Artist: David Liebman feat. Jeff Coffin, Victor Wooten, Chester Thompson, Chris Walters & James DaSilva
Album: On The Corner Live! The Music Of Miles Davis
Genre: Jazz Fusion
Quality: mp3, 320 kbps
In A Silent Way (3:50)
On The Corner (8:41)
Wili (For Dave) (9:08)
Bass Interlude (2:19)
Black Satin (11:55)
Guitar Interlude (1:34)
Drum Interlude (1:56)
Jean Pierre (6:11)
The idea is easy to dismiss at first glance. At a rough count, this seems like the 127th Miles Davis homage to come along since tribute recordings became a widespread thing. It took a long time for the original On the Corner (Columbia, 1972) to gain acceptance with its thick relentless jungle-funk and lack of conventional melody, but it gradually became a touchstone that still stands without a scratch. And it is impossible to impossible to imitate. Still, this one-off performance made a fresh and lively set for everyone there that evening in Nashville, and it’s always a pleasure to hear a cracking group of top-shelf pros getting together to bring out the noise and the funk.

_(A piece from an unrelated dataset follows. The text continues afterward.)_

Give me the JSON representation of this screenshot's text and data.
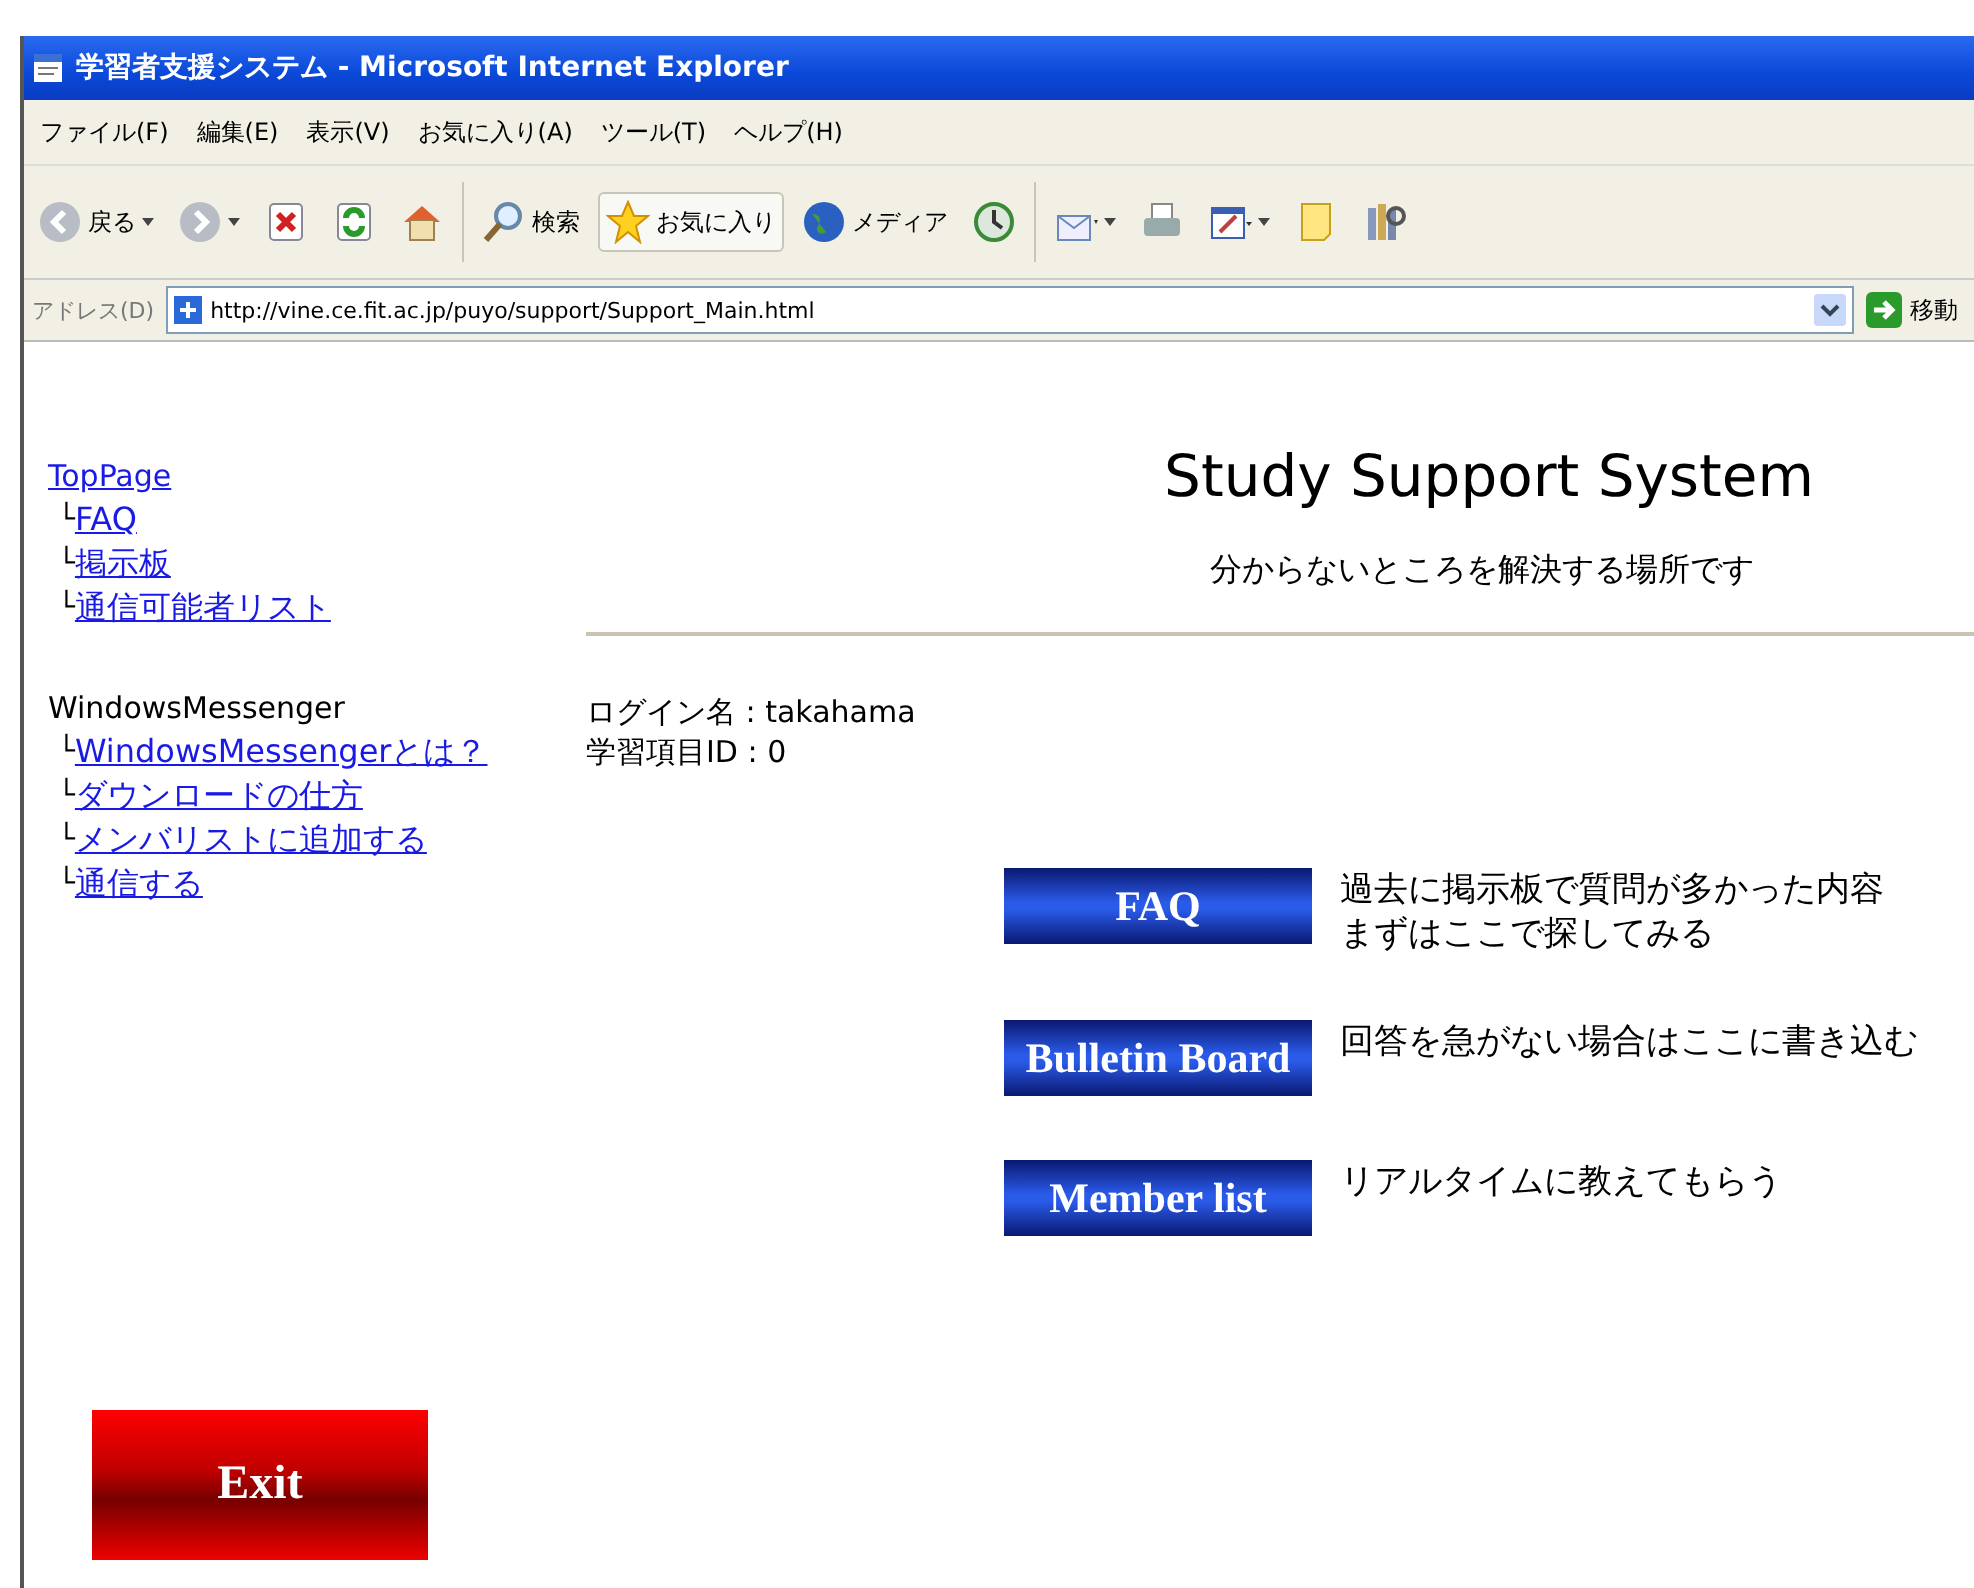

Any Davis tribute worth its salt has to honor his commitment to newness and invention, and this crew remembers to focus on the music in the moment without an eye on remembrance. Former Davis sideman Dave Liebman gets that part out of the way with a quick ramble before the music starts. (He must have a ton of further stories that would be great to hear, but that would be for a different time and place.) This live set exploring that Davis era is, fittingly, a shifting series of deep rhythmic vamps with room for everyone to contribute their particular thing. A pretty take on “In a Silent Way” provides a soothing intro, then it’s on to a solid hour of deep-pocket grooves and sharp cooking chemistry.
It’s natural that Chris Walters’ electric organ will bring a dose of Herbie Hancock, or that James DaSilva is obliged to coat his guitar with more than one layer of wah-wah fuzz. For those familiar with the subject matter, though, it’s more interesting to pick apart how things inevitably change. “Wili” lacks the crazy churn of its live take from Dark Magus (Columbia, 1977) (which also featured Liebman), though that leaves room for this to become a more nuanced and dreamy take instead. The formerly brief snippet of “Selim” gets stretched here to a seven-minute ballad for Liebman and Jeff Coffin to do some floating and crooning on their horns.

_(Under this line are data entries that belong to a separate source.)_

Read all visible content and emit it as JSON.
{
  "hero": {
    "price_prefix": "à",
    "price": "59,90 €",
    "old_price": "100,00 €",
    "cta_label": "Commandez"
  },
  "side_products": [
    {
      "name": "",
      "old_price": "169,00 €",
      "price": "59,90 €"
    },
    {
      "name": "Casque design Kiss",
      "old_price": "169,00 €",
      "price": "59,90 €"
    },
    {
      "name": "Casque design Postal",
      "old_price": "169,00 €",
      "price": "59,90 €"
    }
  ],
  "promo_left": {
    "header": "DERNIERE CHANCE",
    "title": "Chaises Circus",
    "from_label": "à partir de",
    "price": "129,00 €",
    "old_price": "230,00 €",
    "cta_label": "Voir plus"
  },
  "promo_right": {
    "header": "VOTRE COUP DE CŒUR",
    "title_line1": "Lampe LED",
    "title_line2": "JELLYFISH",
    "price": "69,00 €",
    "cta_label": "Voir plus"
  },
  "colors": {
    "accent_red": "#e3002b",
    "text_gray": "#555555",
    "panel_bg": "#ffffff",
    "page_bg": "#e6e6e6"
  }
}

If the material has become too familiar for timeless or revolutionary new renditions, that’s beside the point. Despite the associations with the past, On the Corner: Live! is a fine treat to keep most any electric fusion fan happy for an hour. The Chief would have been the first one telling us it’s time to move on before too long anyway.
By GENO THACKARA